So far, no regular 2023 appropriations bills have been enacted, and all government agencies and programs funded through annual appropriations are currently covered through December 16 by a short-term continuing resolution, which allows them to temporarily continue operating but at the prior year’s funding levels and conditions. Short-term CRs essentially put the government on autopilot until appropriations bills can be resolved.
That’s why it’s critically important for Congress to finalize regular full-year appropriations before adjourning in December. While enacting a full-year CR would at least give federal agencies certainty regarding the resources they will have for the rest of the year, it remains problematic. A full-year CR can be improved in some areas if policymakers include funding adjustments to address critical needs, but there are no guarantees and the number of these exceptions likely would be quite modest. Extending the CR for the rest of fiscal year 2023 with only limited exceptions would continue outdated (and often inadequate) funding levels for most programs.
Among other problems, a CR that freezes funding at last year’s level would intensify the squeeze on non-defense appropriations that started in 2011. Funding for non-defense programs other than veterans’ medical care fell by about 11 percent between 2010 and 2022, after adjusting for inflation and population growth. If non-defense funding (excluding veterans’ medical care) for 2023 were frozen at 2022 levels, the cumulative cut since 2010 would grow to about 16 percent. Enacting regular appropriations bills would be preferable, as it would allow Congress to address the specific needs of each agency and program.
Another option that has been floated — enacting another short-term CR now and leaving regular appropriations to be finalized next year — would be worse. This would create more uncertainty for federal agencies, and it’s very likely that reaching agreement will get harder, not easier, in the new Congress. Indeed, there are concerns that Congress may be unable to reach agreement next year on 2024 appropriations, raising the possibility that the federal government could operate under CRs for two years.
A final agreement on full appropriations bills that raises both defense and non-defense funding above 2022 levels might be possible.

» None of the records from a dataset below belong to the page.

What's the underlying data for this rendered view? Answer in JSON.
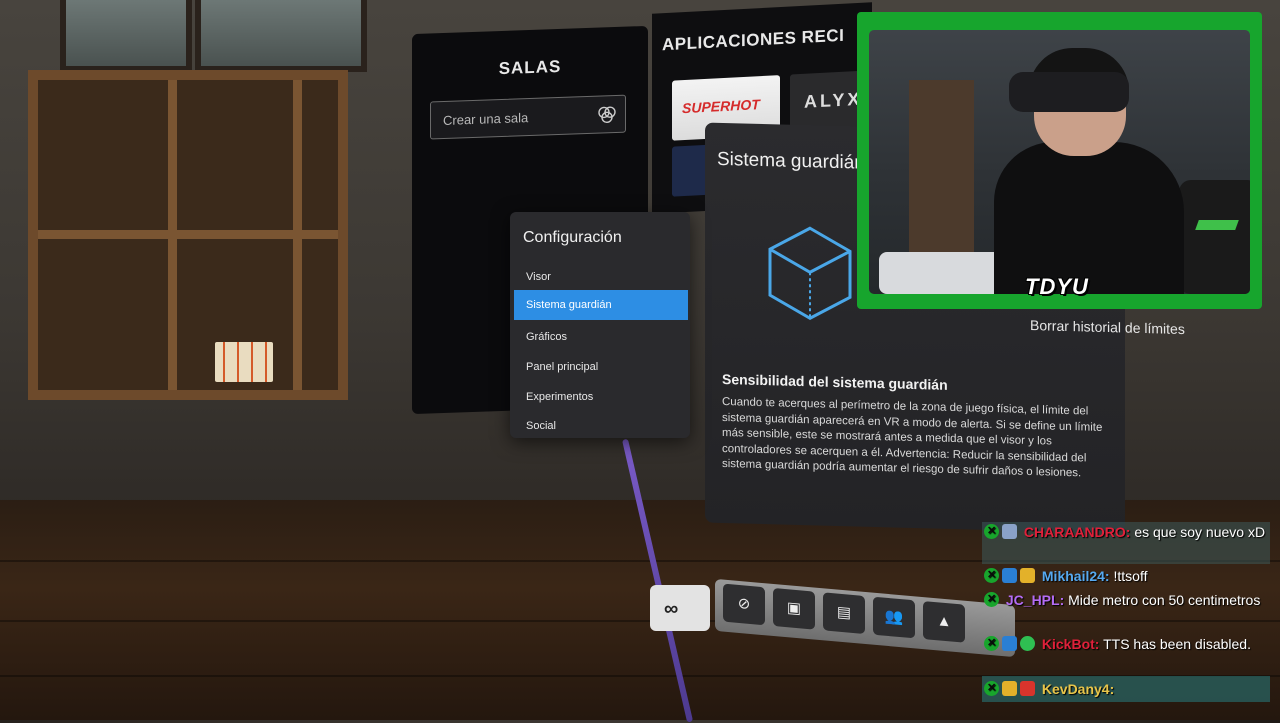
{
  "salas": {
    "title": "SALAS",
    "input_placeholder": "Crear una sala"
  },
  "apps": {
    "title": "APLICACIONES RECI",
    "tiles": [
      {
        "label": "SUPERHOT"
      },
      {
        "label": "ALYX"
      }
    ]
  },
  "guardian_panel": {
    "title": "Sistema guardián",
    "clear_history": "Borrar historial de límites",
    "sensitivity_title": "Sensibilidad del sistema guardián",
    "sensitivity_desc": "Cuando te acerques al perímetro de la zona de juego física, el límite del sistema guardián aparecerá en VR a modo de alerta. Si se define un límite más sensible, este se mostrará antes a medida que el visor y los controladores se acerquen a él. Advertencia: Reducir la sensibilidad del sistema guardián podría aumentar el riesgo de sufrir daños o lesiones."
  },
  "config_menu": {
    "title": "Configuración",
    "items": [
      {
        "label": "Visor"
      },
      {
        "label": "Sistema guardián",
        "active": true
      },
      {
        "label": "Gráficos"
      },
      {
        "label": "Panel principal"
      },
      {
        "label": "Experimentos"
      },
      {
        "label": "Social"
      }
    ]
  },
  "dock": {
    "logo": "∞",
    "buttons": [
      {
        "icon": "compass-icon",
        "glyph": "⊘"
      },
      {
        "icon": "library-icon",
        "glyph": "▣"
      },
      {
        "icon": "store-icon",
        "glyph": "▤"
      },
      {
        "icon": "people-icon",
        "glyph": "👥"
      },
      {
        "icon": "notifications-icon",
        "glyph": "▲"
      }
    ]
  },
  "webcam": {
    "name": "TDYU",
    "border_color": "#17a52d"
  },
  "chat": {
    "messages": [
      {
        "user": "CHARAANDRO:",
        "user_color": "#e0203a",
        "text": "es que soy nuevo xD"
      },
      {
        "user": "Mikhail24:",
        "user_color": "#56a9f0",
        "text": "!ttsoff"
      },
      {
        "user": "JC_HPL:",
        "user_color": "#b46cf4",
        "text": "Mide metro con 50 centimetros"
      },
      {
        "user": "KickBot:",
        "user_color": "#e0203a",
        "text": "TTS has been disabled."
      },
      {
        "user": "KevDany4:",
        "user_color": "#e8c54a",
        "text": ""
      }
    ]
  }
}
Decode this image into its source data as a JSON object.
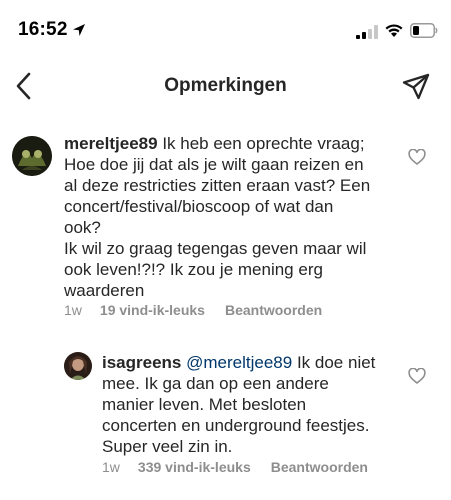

There is significant pressure, particularly among Republicans, to markedly increase defense funding. Meanwhile, many members recognize the substantial needs for investments in non-defense areas, including in areas such as child care and housing where costs are rising and need growing. In recent years, a principle of rough parity that provides equal increases in funding for defense and non-defense programs has yielded bipartisan agreements to roll back some of the cuts made by the Budget Control Act. A parity principle should be used to facilitate agreement again.
One challenge with parity in the past has been that veterans’ health care has required substantial funding increases due to rising health care costs and a growing number of veterans needing care. While veterans’ health care could be thought of as either defense or non-defense spending, it’s been “counted” on the non-defense side of the ledger in prior parity agreements. That’s left too little for other unrelated non-defense programs. A better way to conceptualize parity would be to settle on the needed increase in veterans’ health care — costs that stem directly from defense-related policy — and then have parity in the increase in other defense and non-defense program areas.
More CRs and freezes need not be inevitable. Appropriations for 2023 are unfinished business of the current Congress and are urgently needed for a fiscal year that began two months ago.